[Excerpts from an interface dataset]
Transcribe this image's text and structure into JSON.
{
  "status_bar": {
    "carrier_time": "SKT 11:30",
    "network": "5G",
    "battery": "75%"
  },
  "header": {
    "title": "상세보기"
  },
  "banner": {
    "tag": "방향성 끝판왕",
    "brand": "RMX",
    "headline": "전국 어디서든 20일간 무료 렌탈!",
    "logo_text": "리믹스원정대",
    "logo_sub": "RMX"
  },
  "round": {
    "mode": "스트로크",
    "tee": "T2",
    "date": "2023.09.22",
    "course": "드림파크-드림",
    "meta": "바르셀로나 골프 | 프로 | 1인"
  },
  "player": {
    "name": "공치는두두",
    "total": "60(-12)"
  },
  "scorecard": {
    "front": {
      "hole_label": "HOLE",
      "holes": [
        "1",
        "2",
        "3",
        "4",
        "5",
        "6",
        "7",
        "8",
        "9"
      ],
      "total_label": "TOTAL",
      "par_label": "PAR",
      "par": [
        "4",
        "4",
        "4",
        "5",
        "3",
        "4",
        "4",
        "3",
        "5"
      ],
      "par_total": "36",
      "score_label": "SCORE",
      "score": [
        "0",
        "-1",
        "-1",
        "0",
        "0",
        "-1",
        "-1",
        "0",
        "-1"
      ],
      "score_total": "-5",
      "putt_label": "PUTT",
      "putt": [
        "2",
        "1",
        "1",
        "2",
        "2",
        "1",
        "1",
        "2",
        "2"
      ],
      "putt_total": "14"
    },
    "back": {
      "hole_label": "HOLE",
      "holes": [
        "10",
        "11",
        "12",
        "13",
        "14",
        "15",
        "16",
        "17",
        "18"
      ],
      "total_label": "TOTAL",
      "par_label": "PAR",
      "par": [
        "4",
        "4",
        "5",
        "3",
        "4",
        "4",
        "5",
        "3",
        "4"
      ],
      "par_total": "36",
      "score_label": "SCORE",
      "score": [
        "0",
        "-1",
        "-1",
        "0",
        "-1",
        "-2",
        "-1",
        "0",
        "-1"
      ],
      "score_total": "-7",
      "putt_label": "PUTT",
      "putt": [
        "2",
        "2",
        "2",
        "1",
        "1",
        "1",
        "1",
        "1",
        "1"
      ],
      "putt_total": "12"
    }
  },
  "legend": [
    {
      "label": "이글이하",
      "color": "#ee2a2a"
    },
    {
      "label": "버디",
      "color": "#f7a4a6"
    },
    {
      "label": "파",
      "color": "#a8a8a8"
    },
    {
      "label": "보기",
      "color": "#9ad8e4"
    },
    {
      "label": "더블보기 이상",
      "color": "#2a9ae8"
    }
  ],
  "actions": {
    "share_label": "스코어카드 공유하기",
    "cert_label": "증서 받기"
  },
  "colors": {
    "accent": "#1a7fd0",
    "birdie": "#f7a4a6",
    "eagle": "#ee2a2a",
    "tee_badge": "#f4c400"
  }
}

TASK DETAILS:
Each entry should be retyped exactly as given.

EXERCISE ANSWER:
Transcribe this image's text and structure into JSON.
{
  "status_bar": {
    "carrier_time": "SKT 11:30",
    "network": "5G",
    "battery": "75%"
  },
  "header": {
    "title": "상세보기"
  },
  "banner": {
    "tag": "방향성 끝판왕",
    "brand": "RMX",
    "headline": "전국 어디서든 20일간 무료 렌탈!",
    "logo_text": "리믹스원정대",
    "logo_sub": "RMX"
  },
  "round": {
    "mode": "스트로크",
    "tee": "T2",
    "date": "2023.09.22",
    "course": "드림파크-드림",
    "meta": "바르셀로나 골프 | 프로 | 1인"
  },
  "player": {
    "name": "공치는두두",
    "total": "60(-12)"
  },
  "scorecard": {
    "front": {
      "hole_label": "HOLE",
      "holes": [
        "1",
        "2",
        "3",
        "4",
        "5",
        "6",
        "7",
        "8",
        "9"
      ],
      "total_label": "TOTAL",
      "par_label": "PAR",
      "par": [
        "4",
        "4",
        "4",
        "5",
        "3",
        "4",
        "4",
        "3",
        "5"
      ],
      "par_total": "36",
      "score_label": "SCORE",
      "score": [
        "0",
        "-1",
        "-1",
        "0",
        "0",
        "-1",
        "-1",
        "0",
        "-1"
      ],
      "score_total": "-5",
      "putt_label": "PUTT",
      "putt": [
        "2",
        "1",
        "1",
        "2",
        "2",
        "1",
        "1",
        "2",
        "2"
      ],
      "putt_total": "14"
    },
    "back": {
      "hole_label": "HOLE",
      "holes": [
        "10",
        "11",
        "12",
        "13",
        "14",
        "15",
        "16",
        "17",
        "18"
      ],
      "total_label": "TOTAL",
      "par_label": "PAR",
      "par": [
        "4",
        "4",
        "5",
        "3",
        "4",
        "4",
        "5",
        "3",
        "4"
      ],
      "par_total": "36",
      "score_label": "SCORE",
      "score": [
        "0",
        "-1",
        "-1",
        "0",
        "-1",
        "-2",
        "-1",
        "0",
        "-1"
      ],
      "score_total": "-7",
      "putt_label": "PUTT",
      "putt": [
        "2",
        "2",
        "2",
        "1",
        "1",
        "1",
        "1",
        "1",
        "1"
      ],
      "putt_total": "12"
    }
  },
  "legend": [
    {
      "label": "이글이하",
      "color": "#ee2a2a"
    },
    {
      "label": "버디",
      "color": "#f7a4a6"
    },
    {
      "label": "파",
      "color": "#a8a8a8"
    },
    {
      "label": "보기",
      "color": "#9ad8e4"
    },
    {
      "label": "더블보기 이상",
      "color": "#2a9ae8"
    }
  ],
  "actions": {
    "share_label": "스코어카드 공유하기",
    "cert_label": "증서 받기"
  },
  "colors": {
    "accent": "#1a7fd0",
    "birdie": "#f7a4a6",
    "eagle": "#ee2a2a",
    "tee_badge": "#f4c400"
  }
}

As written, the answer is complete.